======== SUPPLIED MATERIAL

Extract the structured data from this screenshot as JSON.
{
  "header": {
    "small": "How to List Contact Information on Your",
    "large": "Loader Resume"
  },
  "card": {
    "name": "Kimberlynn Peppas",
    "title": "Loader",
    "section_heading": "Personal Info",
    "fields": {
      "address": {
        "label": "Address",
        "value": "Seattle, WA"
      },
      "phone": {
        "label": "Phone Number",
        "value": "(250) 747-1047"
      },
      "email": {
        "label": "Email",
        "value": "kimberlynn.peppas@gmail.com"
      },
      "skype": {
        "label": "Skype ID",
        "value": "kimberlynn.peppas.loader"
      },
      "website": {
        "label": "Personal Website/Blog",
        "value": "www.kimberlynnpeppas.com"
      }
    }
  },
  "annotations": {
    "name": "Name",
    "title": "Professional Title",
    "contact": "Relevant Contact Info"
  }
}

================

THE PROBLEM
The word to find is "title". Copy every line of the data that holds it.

RESULT OF THIS TASK
    "title": "Loader",
    "title": "Professional Title",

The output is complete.